Five Online Resources about the Effects of Trauma on Survivors of Sexual Assault
Survivors don’t always act the way we expect. For example, they may exhibit a flat affect or have trouble remembering events. Some officials find these reactions suspicious and as a result question the credibility of the survivor’s account. But the survivor’s reactions may be the result of the trauma of a sexual assault.
Training your campus community on the effects of trauma can help dispel these misconceptions and create an environment that better supports victim/survivors. Indeed, the OCR’s Title IX FAQ emphasizes the need for schools to educate students and employees on the effects of trauma. The White House’s Not Alone report also highlights the need for better trauma-informed training.
Our courses cover the neurobiological effects of trauma on victim/survivors and we’ve also written about Dr. Rebecca Campbell’s research on this topic. But there are also some excellent, free, online resources that you can use as the school year begins to help inform staff, students, and faculty. Below we highlight a few:
- National Sexual Violence Resource Center — “The Brain, Body, and Trauma.”
- Dr. David Lisak — Neurobiology of Trauma
- Dr. Rebecca Campbell — Neurobiology of Sexual Assault (interview)
- Dr. Rebecca Campbell — Seminar on the Neurobiology of Sexual Assault

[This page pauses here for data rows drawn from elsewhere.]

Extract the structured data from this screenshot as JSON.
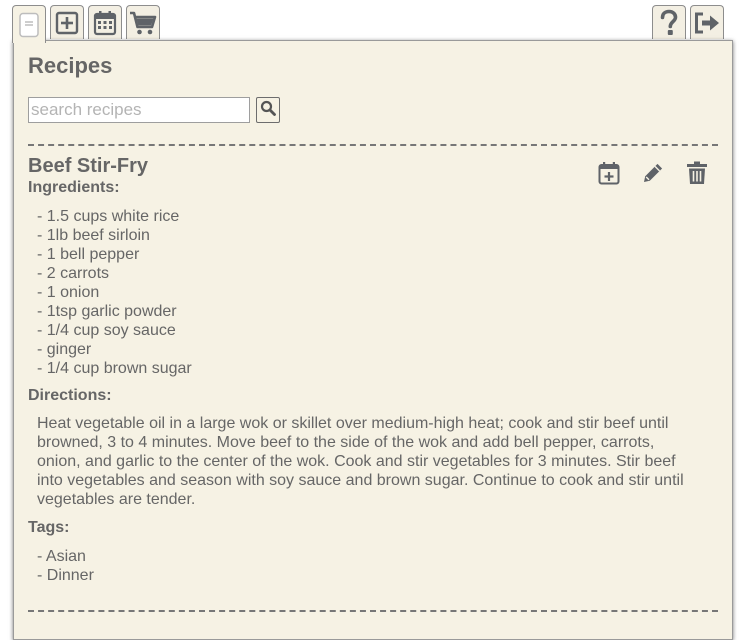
{
  "toolbar": {
    "left": [
      {
        "name": "recipes-icon",
        "active": true
      },
      {
        "name": "add-recipe-icon",
        "active": false
      },
      {
        "name": "calendar-icon",
        "active": false
      },
      {
        "name": "shopping-cart-icon",
        "active": false
      }
    ],
    "right": [
      {
        "name": "help-icon"
      },
      {
        "name": "logout-icon"
      }
    ]
  },
  "panel": {
    "title": "Recipes",
    "search": {
      "placeholder": "search recipes",
      "value": ""
    }
  },
  "recipe": {
    "title": "Beef Stir-Fry",
    "ingredients_label": "Ingredients:",
    "ingredients": [
      "- 1.5 cups white rice",
      "- 1lb beef sirloin",
      "- 1 bell pepper",
      "- 2 carrots",
      "- 1 onion",
      "- 1tsp garlic powder",
      "- 1/4 cup soy sauce",
      "- ginger",
      "- 1/4 cup brown sugar"
    ],
    "directions_label": "Directions:",
    "directions": "Heat vegetable oil in a large wok or skillet over medium-high heat; cook and stir beef until browned, 3 to 4 minutes. Move beef to the side of the wok and add bell pepper, carrots, onion, and garlic to the center of the wok. Cook and stir vegetables for 3 minutes. Stir beef into vegetables and season with soy sauce and brown sugar. Continue to cook and stir until vegetables are tender.",
    "tags_label": "Tags:",
    "tags": [
      "- Asian",
      "- Dinner"
    ],
    "actions": [
      "calendar-add-icon",
      "edit-pencil-icon",
      "trash-icon"
    ]
  },
  "colors": {
    "panel_bg": "#f6f2e4",
    "text": "#666666",
    "icon": "#5f6368"
  }
}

- International Association of Chiefs of Police (IACP) — Police Response to Violence Against Women